Element data from apps and pages:

····················

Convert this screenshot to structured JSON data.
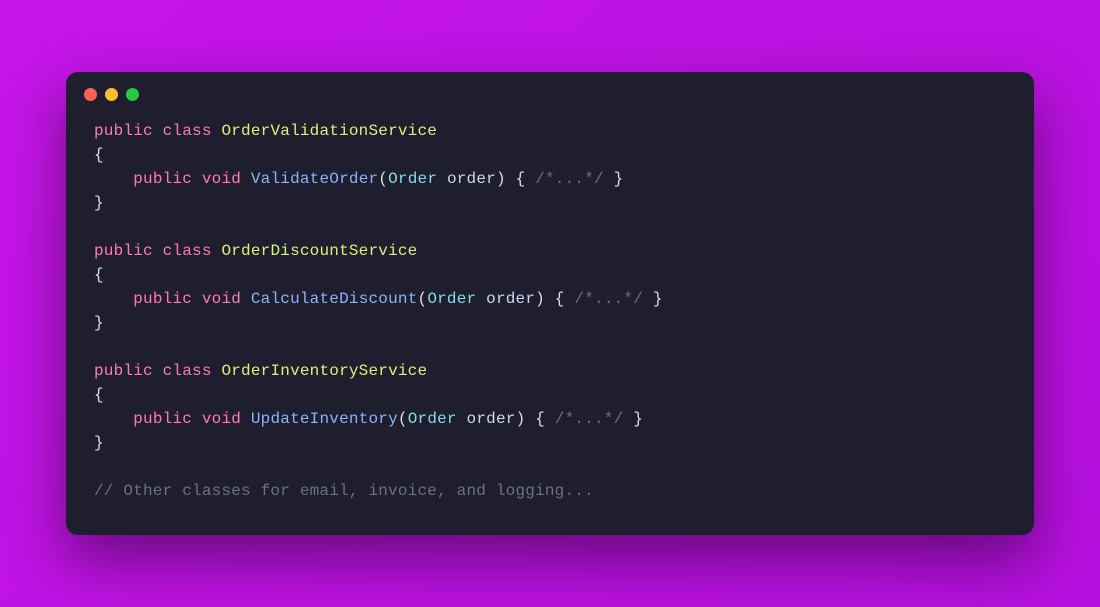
{
  "tokens": {
    "public": "public",
    "class": "class",
    "void": "void"
  },
  "classes": [
    {
      "name": "OrderValidationService",
      "methodName": "ValidateOrder",
      "paramType": "Order",
      "paramName": "order"
    },
    {
      "name": "OrderDiscountService",
      "methodName": "CalculateDiscount",
      "paramType": "Order",
      "paramName": "order"
    },
    {
      "name": "OrderInventoryService",
      "methodName": "UpdateInventory",
      "paramType": "Order",
      "paramName": "order"
    }
  ],
  "inlineComment": "/*...*/",
  "trailingComment": "// Other classes for email, invoice, and logging...",
  "braces": {
    "open": "{",
    "close": "}",
    "openParen": "(",
    "closeParen": ")"
  },
  "indent": "    "
}
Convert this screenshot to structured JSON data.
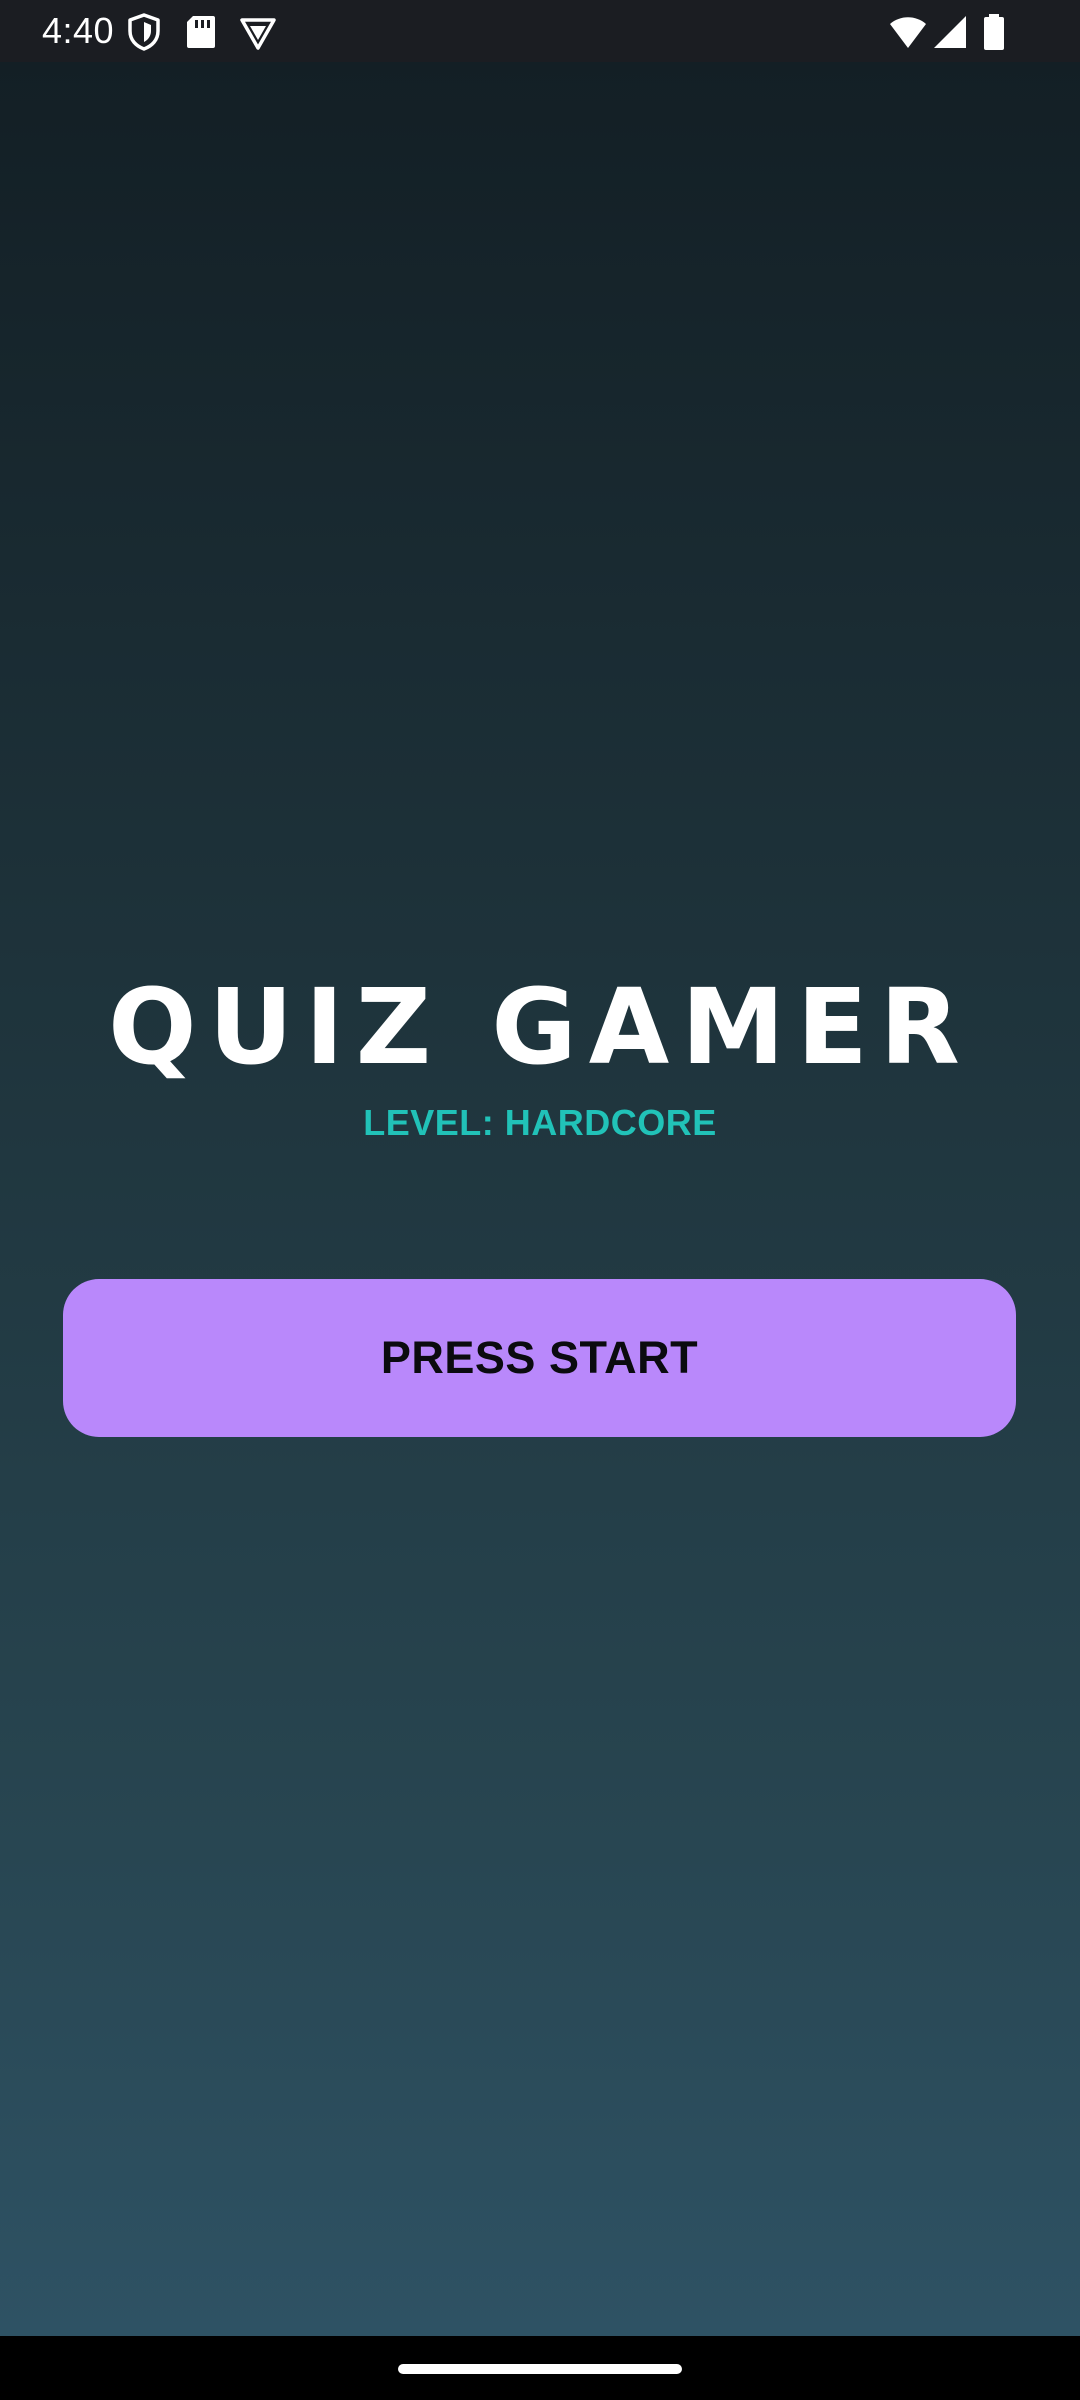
{
  "status_bar": {
    "time": "4:40",
    "left_icons": [
      "shield-icon",
      "sd-card-icon",
      "vpn-badge-icon"
    ],
    "right_icons": [
      "wifi-icon",
      "cellular-signal-icon",
      "battery-icon"
    ]
  },
  "app": {
    "title": "QUIZ GAMER",
    "subtitle": "LEVEL: HARDCORE",
    "start_button_label": "PRESS START"
  },
  "colors": {
    "background_top": "#131f25",
    "background_bottom": "#2e5264",
    "accent_teal": "#21c2b8",
    "button_purple": "#b988fb",
    "button_text": "#0b0b0f"
  }
}
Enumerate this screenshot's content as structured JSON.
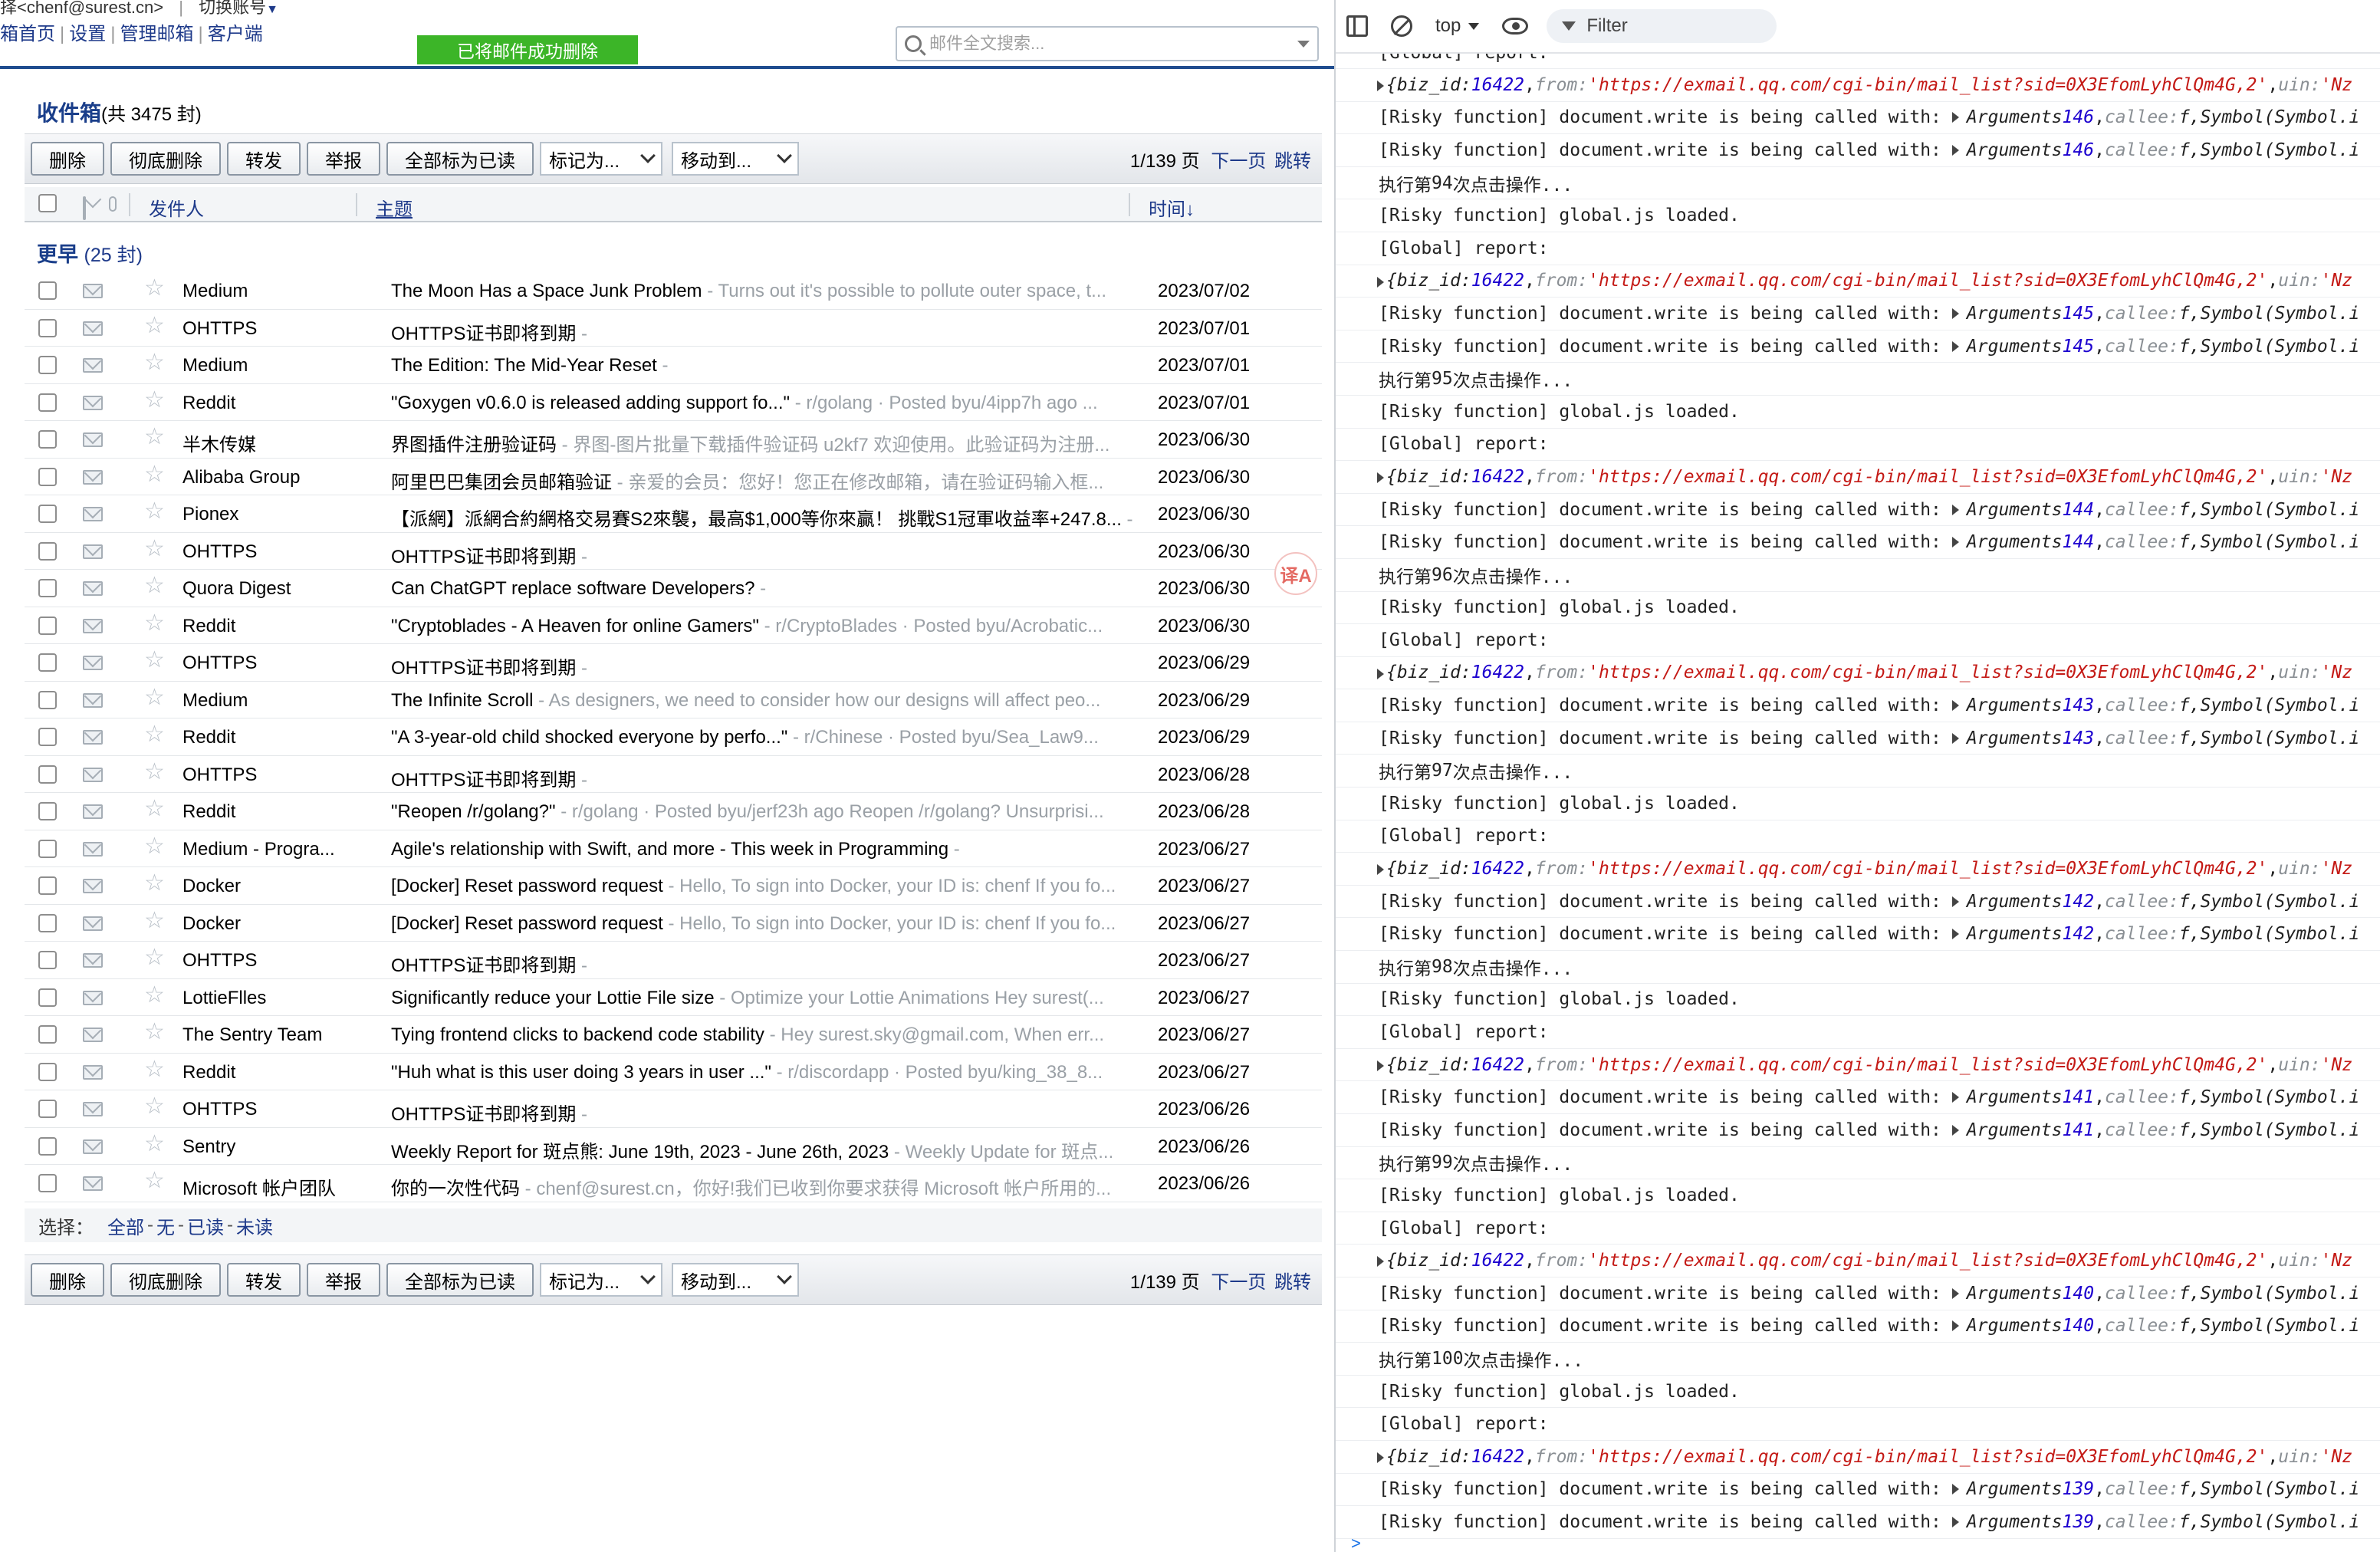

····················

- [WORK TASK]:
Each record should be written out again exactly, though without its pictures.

- [SOLUTION TO THIS EXERCISE]:
Convert this screenshot to structured JSON data.
{
  "tokens": {
    "public": "public",
    "class": "class",
    "void": "void"
  },
  "classes": [
    {
      "name": "OrderValidationService",
      "methodName": "ValidateOrder",
      "paramType": "Order",
      "paramName": "order"
    },
    {
      "name": "OrderDiscountService",
      "methodName": "CalculateDiscount",
      "paramType": "Order",
      "paramName": "order"
    },
    {
      "name": "OrderInventoryService",
      "methodName": "UpdateInventory",
      "paramType": "Order",
      "paramName": "order"
    }
  ],
  "inlineComment": "/*...*/",
  "trailingComment": "// Other classes for email, invoice, and logging...",
  "braces": {
    "open": "{",
    "close": "}",
    "openParen": "(",
    "closeParen": ")"
  },
  "indent": "    "
}
Convert this screenshot to structured JSON data.
{
  "status_bar": {
    "time": "4:40",
    "left_icons": [
      "shield-icon",
      "sd-card-icon",
      "vpn-badge-icon"
    ],
    "right_icons": [
      "wifi-icon",
      "cellular-signal-icon",
      "battery-icon"
    ]
  },
  "app": {
    "title": "QUIZ GAMER",
    "subtitle": "LEVEL: HARDCORE",
    "start_button_label": "PRESS START"
  },
  "colors": {
    "background_top": "#131f25",
    "background_bottom": "#2e5264",
    "accent_teal": "#21c2b8",
    "button_purple": "#b988fb",
    "button_text": "#0b0b0f"
  }
}
Enumerate this screenshot's content as structured JSON.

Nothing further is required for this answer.